My message to kids who bully other kids is:
You know it’s wrong! What’s really going on? Try not to make somebody else’s life miserable because you are.
– Joe Nichols
Let me begin by saying that I detest the ‘Bully,’ label. Bully is a loaded word. It provokes an emotional reaction of some kind to any person that you mention it to. From outrage to fear, everyone has an opinion. Bully Vs Victim, simple right? I disagree.
For me, this is not simple. Varying levels of light and shade must be considered if we are going to be successful in helping to reduce incidents of nastiness in schools. For a child to carry the label of bully is akin to a prison sentence that will haunt them for his or her school career with little chance of parole. To have the bully label surgically thrust upon you implies that it is a fundamental part of the person that you are, it’s who people are therefore expecting you to be. What a burden for a child to carry. To say that a child is displaying bullying behaviour is so much more positive because behaviours can easily be changed and disposed of so it gives everyone involved hope for change.

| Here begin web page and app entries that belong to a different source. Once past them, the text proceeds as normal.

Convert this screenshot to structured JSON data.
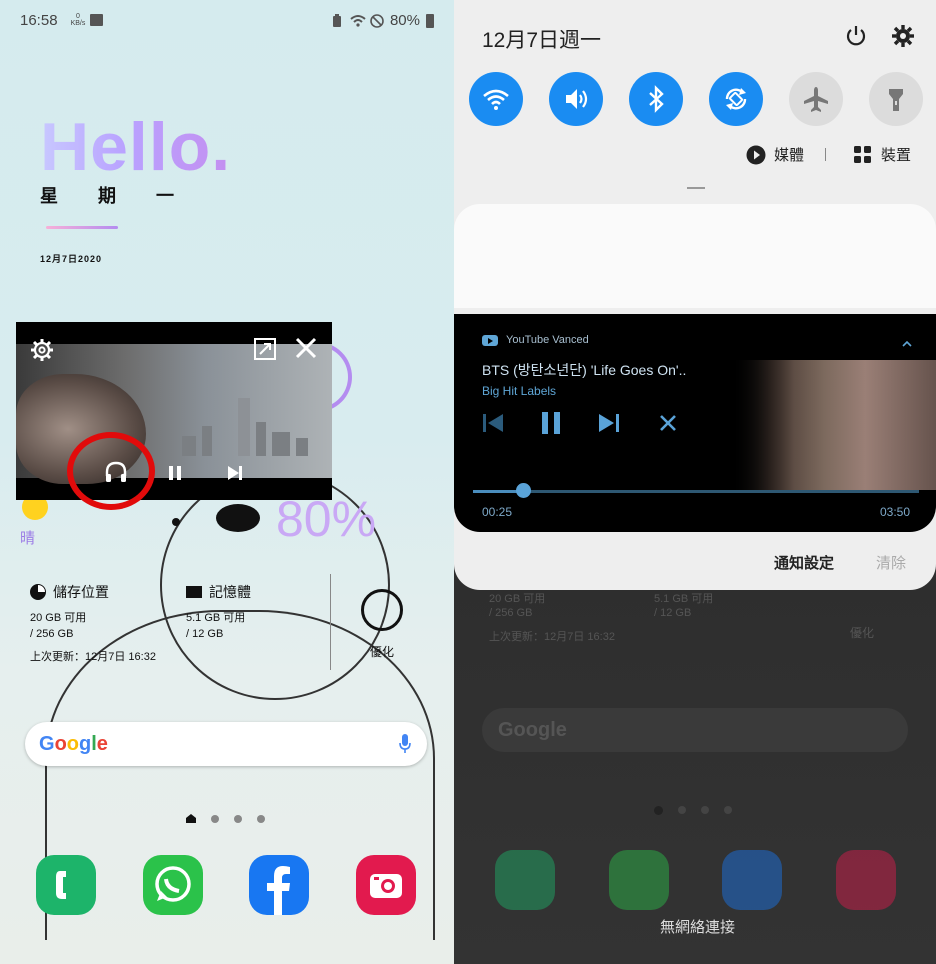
{
  "left": {
    "status": {
      "time": "16:58",
      "net_speed": "0\nKB/s",
      "battery": "80%"
    },
    "hello": "Hello.",
    "weekday": "星期一",
    "date": "12月7日2020",
    "weather": {
      "label": "晴"
    },
    "battery_widget": "80%",
    "device_care": {
      "storage_label": "儲存位置",
      "storage_value": "20 GB 可用",
      "storage_total": "/ 256 GB",
      "memory_label": "記憶體",
      "memory_value": "5.1 GB 可用",
      "memory_total": "/ 12 GB",
      "updated": "上次更新：12月7日 16:32",
      "optimize_label": "優化"
    },
    "google_label": "Google",
    "apps": [
      "phone",
      "whatsapp",
      "facebook",
      "camera"
    ]
  },
  "right": {
    "date": "12月7日週一",
    "media_output": "媒體",
    "devices": "裝置",
    "media": {
      "app": "YouTube Vanced",
      "title": "BTS (방탄소년단) 'Life Goes On'..",
      "artist": "Big Hit Labels",
      "current": "00:25",
      "duration": "03:50",
      "progress": 0.111
    },
    "notif_settings": "通知設定",
    "clear": "清除",
    "dim": {
      "storage_value": "20 GB 可用",
      "storage_total": "/ 256 GB",
      "updated": "上次更新：12月7日 16:32",
      "memory_value": "5.1 GB 可用",
      "memory_total": "/ 12 GB",
      "optimize_label": "優化",
      "google_label": "Google"
    },
    "no_network": "無網絡連接"
  },
  "colors": {
    "accent_blue": "#1a8cf2",
    "highlight_red": "#e10b0b"
  }
}
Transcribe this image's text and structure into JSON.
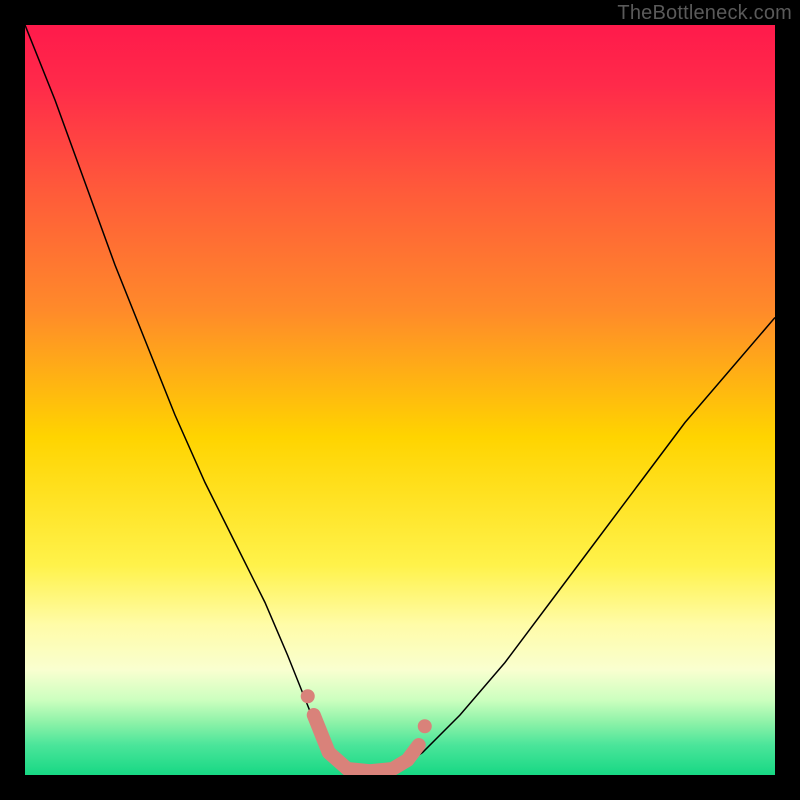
{
  "watermark": "TheBottleneck.com",
  "chart_data": {
    "type": "line",
    "title": "",
    "xlabel": "",
    "ylabel": "",
    "xlim": [
      0,
      100
    ],
    "ylim": [
      0,
      100
    ],
    "background_gradient": {
      "stops": [
        {
          "pos": 0.0,
          "color": "#ff1a4b"
        },
        {
          "pos": 0.08,
          "color": "#ff2a4a"
        },
        {
          "pos": 0.22,
          "color": "#ff5a3a"
        },
        {
          "pos": 0.38,
          "color": "#ff8a2a"
        },
        {
          "pos": 0.55,
          "color": "#ffd400"
        },
        {
          "pos": 0.72,
          "color": "#fff24a"
        },
        {
          "pos": 0.8,
          "color": "#fffca8"
        },
        {
          "pos": 0.86,
          "color": "#f9ffd0"
        },
        {
          "pos": 0.9,
          "color": "#ccffbf"
        },
        {
          "pos": 0.93,
          "color": "#8df2a8"
        },
        {
          "pos": 0.96,
          "color": "#4be59a"
        },
        {
          "pos": 1.0,
          "color": "#17d884"
        }
      ]
    },
    "series": [
      {
        "name": "bottleneck-curve",
        "stroke": "#000000",
        "stroke_width": 1.5,
        "x": [
          0,
          4,
          8,
          12,
          16,
          20,
          24,
          28,
          32,
          35,
          37,
          39,
          40,
          42,
          45,
          48,
          50,
          53,
          58,
          64,
          70,
          76,
          82,
          88,
          94,
          100
        ],
        "values": [
          100,
          90,
          79,
          68,
          58,
          48,
          39,
          31,
          23,
          16,
          11,
          6,
          3,
          1,
          0,
          0,
          1,
          3,
          8,
          15,
          23,
          31,
          39,
          47,
          54,
          61
        ]
      }
    ],
    "highlight": {
      "name": "optimal-zone",
      "stroke": "#d9827a",
      "stroke_width": 14,
      "points_x": [
        38.5,
        40.5,
        43,
        46,
        49,
        51,
        52.5
      ],
      "points_y": [
        8,
        3,
        0.8,
        0.5,
        0.8,
        2,
        4
      ]
    }
  }
}
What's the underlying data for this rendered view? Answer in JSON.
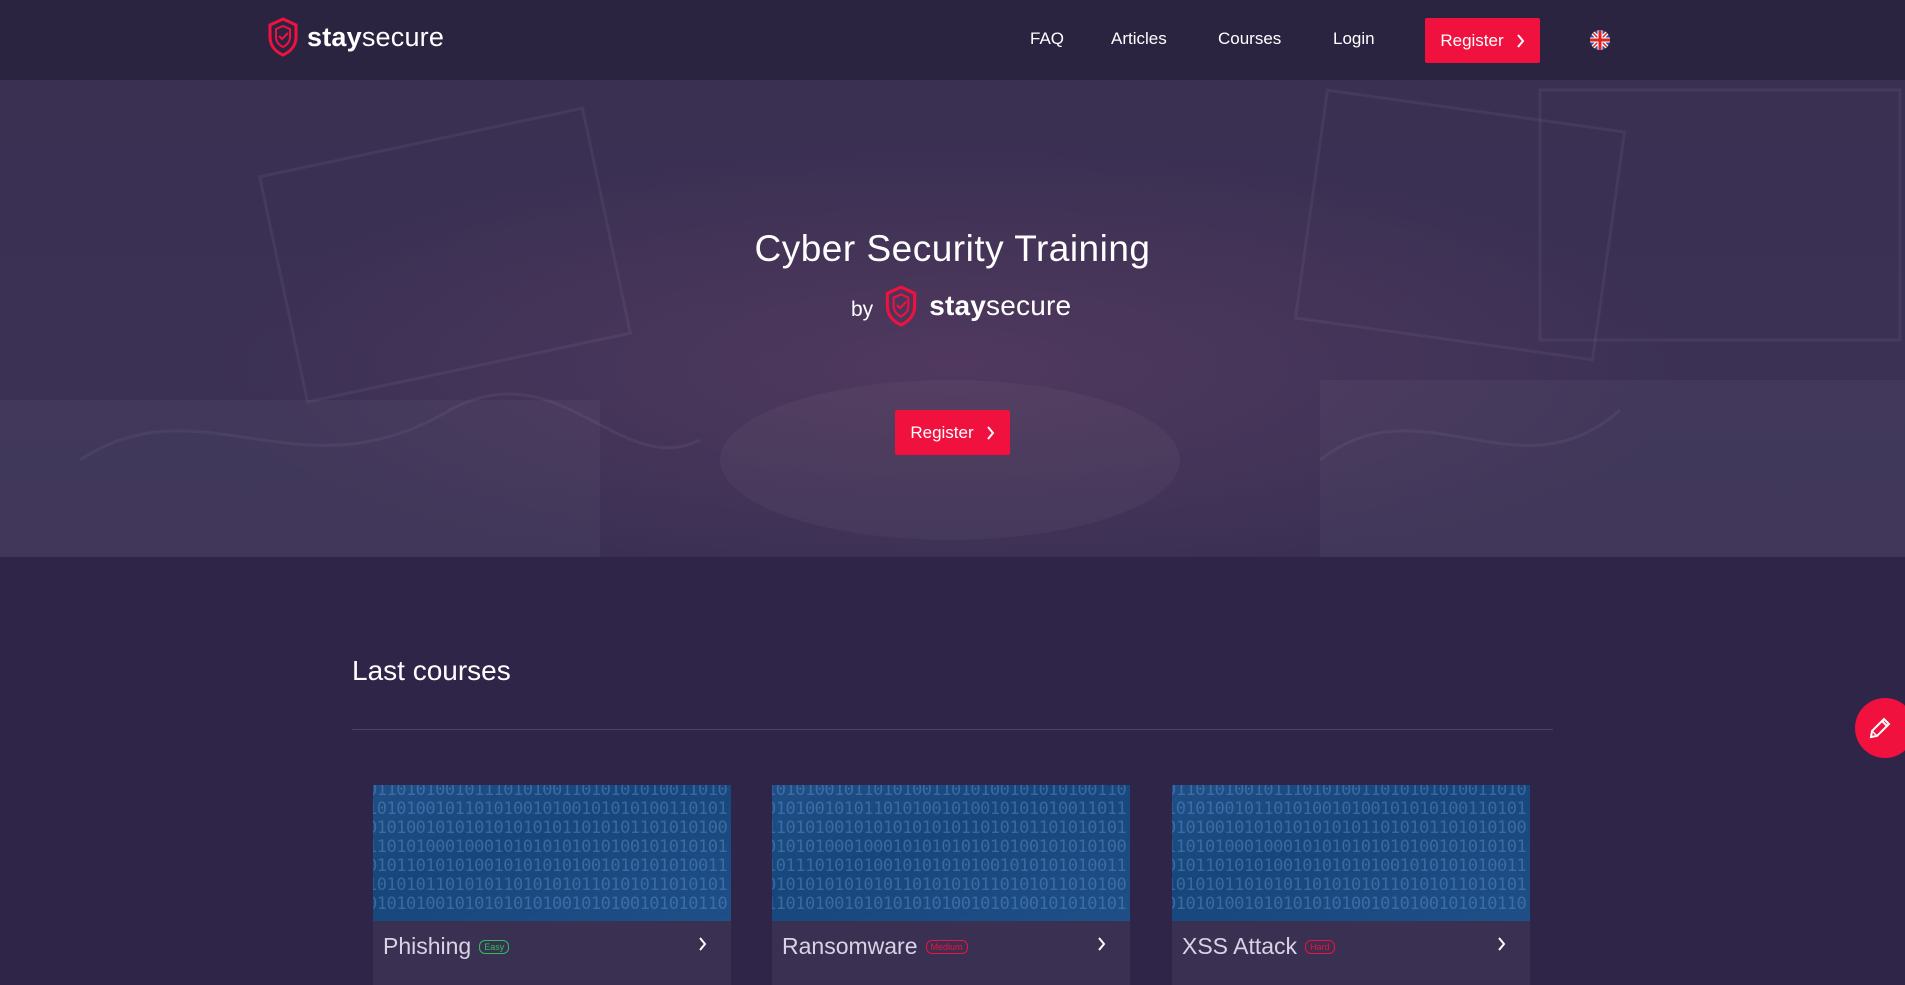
{
  "brand": {
    "bold": "stay",
    "light": "secure",
    "accent": "#f0113f"
  },
  "nav": {
    "links": [
      "FAQ",
      "Articles",
      "Courses",
      "Login"
    ],
    "register": "Register",
    "language_icon": "uk-flag-icon"
  },
  "hero": {
    "title": "Cyber Security Training",
    "by": "by",
    "register": "Register"
  },
  "courses": {
    "title": "Last courses",
    "items": [
      {
        "title": "Phishing",
        "level": "Easy",
        "level_color": "#2fbf5a"
      },
      {
        "title": "Ransomware",
        "level": "Medium",
        "level_color": "#f0113f"
      },
      {
        "title": "XSS Attack",
        "level": "Hard",
        "level_color": "#f0113f"
      }
    ]
  },
  "fab": {
    "icon": "pencil-icon"
  }
}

I am one of these really irritating people who holds the belief that there is good in 99% of the population and often in places that we are not expecting. My mission in life has always been to try and identify with people and find common-ground. I love words and believe that good quality communication, partnered with love and an attempt at understanding, can help to ease any situation. As a parent to four beautiful babies, I have found this to be extremely challenging at times, as I will explain. read more →
Today was extra special because my colleagues and I pulled off a RAK for our school secretary. She is an incredible person and as you can imagine, she does way more than just answer phones and type letters. She IS the most important person in our school, bar none.
The RAK went down like this –
On her desk, she found a GIANT BRAK (Bobcat Random Act of Kindness) CARD. read more →
One year at Christmas my husband and I dropped one of our cars off for service and headed out to shop. Earlier in the week I had contacted the local elementary school to see if there was a child in need. I was told about a little boy who didn’t even have socks to wear with his shoes in the winter. We shopped for our children and spent a little over $150 on the little boy. read more →